Another great source of information on innovative processes and successful installation programs is PRO-ACT. To assist Air Force personnel in meeting environmental guidelines and pollution prevention goals, the Air Force Center for Environmental Excellence (AFCEE) sponsors PRO-ACT, an environmental clearinghouse and research service. PRO-ACT researchers draw on the resources of management and operating contractors at various Air Force locations, other Federal and DoD Agencies, the EPA, state agencies, national research and development laboratories and industry.
PRO-ACT offers a broad range of services free of charge to all Air Force personnel. These services include up to 40 hours of research on environmental issues, regulatory alerts and updates, fact sheets on topics of general interest, bibliographic assistance, database and literature searches and crossfeed information packages containing research summaries, new technology information and lessons-learned documentation.
Currently, PRO-ACT is staffed from 7 a.m. to 6 p.m., Central Time. PRO-ACT can be reached in a variety of ways to include:
· 1-800-233-HELO (233-4356) or DSN 240-4214 or Commercial 210-536-4214
· FAX DSN 240-4254 or 210-536-4254
· WANG e-mail to PRO-ACT
· Internet e-mail to email@example.com
· DENIX e-mail to proact
4.3 Purchasing Environmentally Preferable Products. The purchase of products containing recycled material is a necessary part of closing the reuse/recycling loop. While the RRRP manager is the chief advocate, the Environmental Protection Committee and the RRRP Sub-committee are important supporters.
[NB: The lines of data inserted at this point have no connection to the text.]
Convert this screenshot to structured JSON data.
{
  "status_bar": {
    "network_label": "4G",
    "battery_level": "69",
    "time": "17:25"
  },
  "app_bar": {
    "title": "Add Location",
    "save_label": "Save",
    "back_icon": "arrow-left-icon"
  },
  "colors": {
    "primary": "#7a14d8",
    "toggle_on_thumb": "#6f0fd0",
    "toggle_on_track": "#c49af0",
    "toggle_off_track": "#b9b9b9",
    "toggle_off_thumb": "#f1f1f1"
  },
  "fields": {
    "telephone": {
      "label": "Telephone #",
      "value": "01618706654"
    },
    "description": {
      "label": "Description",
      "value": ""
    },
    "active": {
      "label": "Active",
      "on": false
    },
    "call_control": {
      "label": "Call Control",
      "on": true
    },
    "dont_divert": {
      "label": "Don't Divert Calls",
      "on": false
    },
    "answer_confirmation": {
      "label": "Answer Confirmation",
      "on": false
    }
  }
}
The effectiveness and success of this program requires senior level interest to motivate users and procurers.
The Resource Conservation and Recovery Act (RCRA) requires that EPA Guideline Items be used. The only exceptions to their use are: (1) not meeting performance specifications, (2) only available at an unreasonable price, and (3) not available within a reasonable time frame.
The following is a list of actions that installations may take to establish an aggressive program. Each item is followed by the office(s) typically responsible for the action.
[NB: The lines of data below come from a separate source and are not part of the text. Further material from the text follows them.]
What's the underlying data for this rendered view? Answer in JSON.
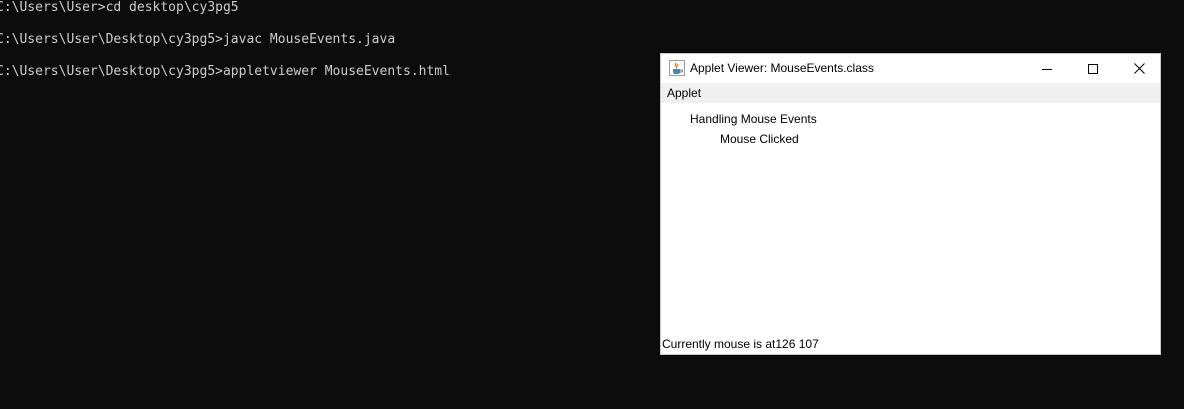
{
  "console": {
    "lines": [
      "C:\\Users\\User>cd desktop\\cy3pg5",
      "C:\\Users\\User\\Desktop\\cy3pg5>javac MouseEvents.java",
      "C:\\Users\\User\\Desktop\\cy3pg5>appletviewer MouseEvents.html"
    ]
  },
  "window": {
    "title": "Applet Viewer: MouseEvents.class",
    "menu": [
      "Applet"
    ],
    "content": {
      "heading": "Handling Mouse Events",
      "event": "Mouse Clicked"
    },
    "status": "Currently mouse is at126 107"
  },
  "icons": {
    "app": "java-coffee-icon",
    "minimize": "minimize-icon",
    "maximize": "maximize-icon",
    "close": "close-icon"
  },
  "colors": {
    "console_bg": "#0c0c0c",
    "console_text": "#cccccc",
    "menubar_bg": "#f0f0f0"
  }
}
· Review and revise specifications to eliminate preferences for virgin material and encourage the use of EPA Guideline Items, as contained in Engineering Technical Letter 94-7, Dec 94, EPA Guideline Items in Construction and Other Civil Engineering Contracts (Civil Engineer);
· Replace items in the base supply store with environmentally preferable products whenever possible and ensure the General Services Administration's Environmental Products Guide is available for users (Supply);
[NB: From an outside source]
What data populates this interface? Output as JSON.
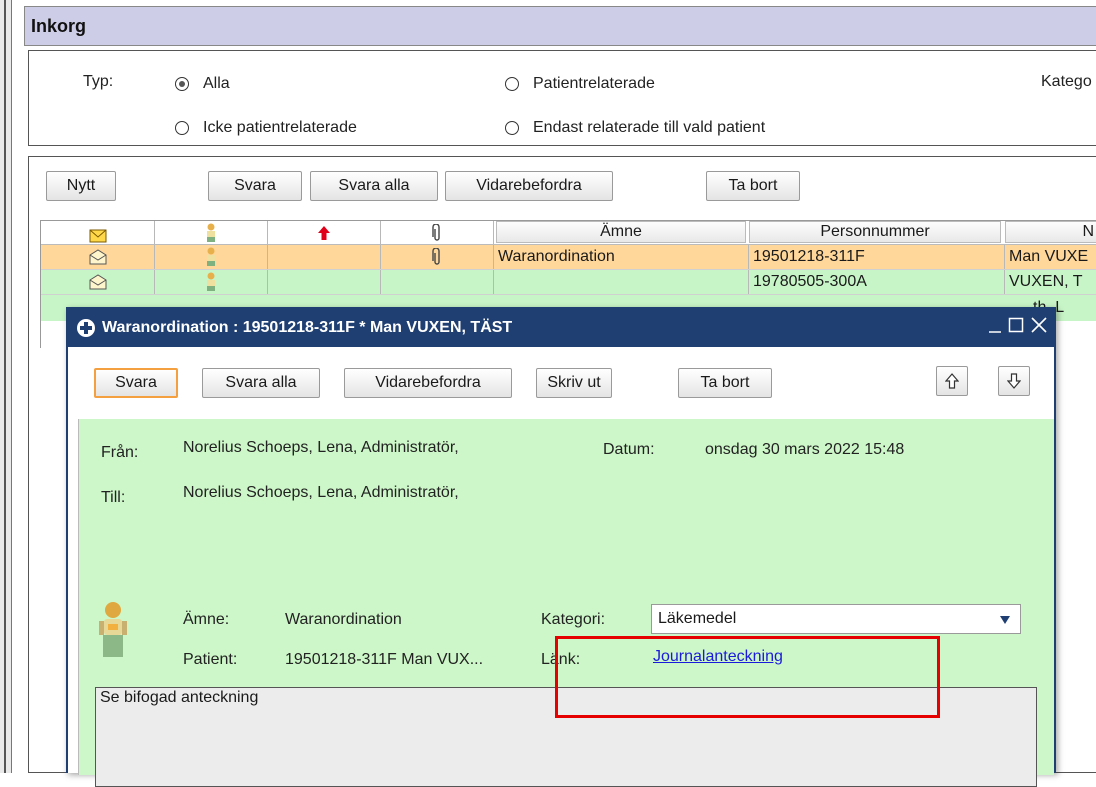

· Examine current maintenance operations and replace materials with EPA Guideline Items whenever possible (building insulation, concrete and cement containing fly ash: Civil Engineer; re-refined lubricating oil: Civil Engineer, and Transportation; re-tread vehicle tires: Transportation);
· Require all writing, letterhead, and copier paper to meet Executive Order 12873 requirements (Contracting, Supply, Information Management);
· Require all contract submittals, specifications, and change orders meet recycled content requirements and be printed double-sided (Contracting);
· Require all base newspapers, news magazines, and base directories to contain recycled newsprint (Public Affairs);
· Require all newly acquired/leased copy machines to automatically default to two-sided copies (Contracting, Information Management); and
· Require the use of recycled toner cartridges in all copy machines and laser printers (Contracting, Information Management, Supply).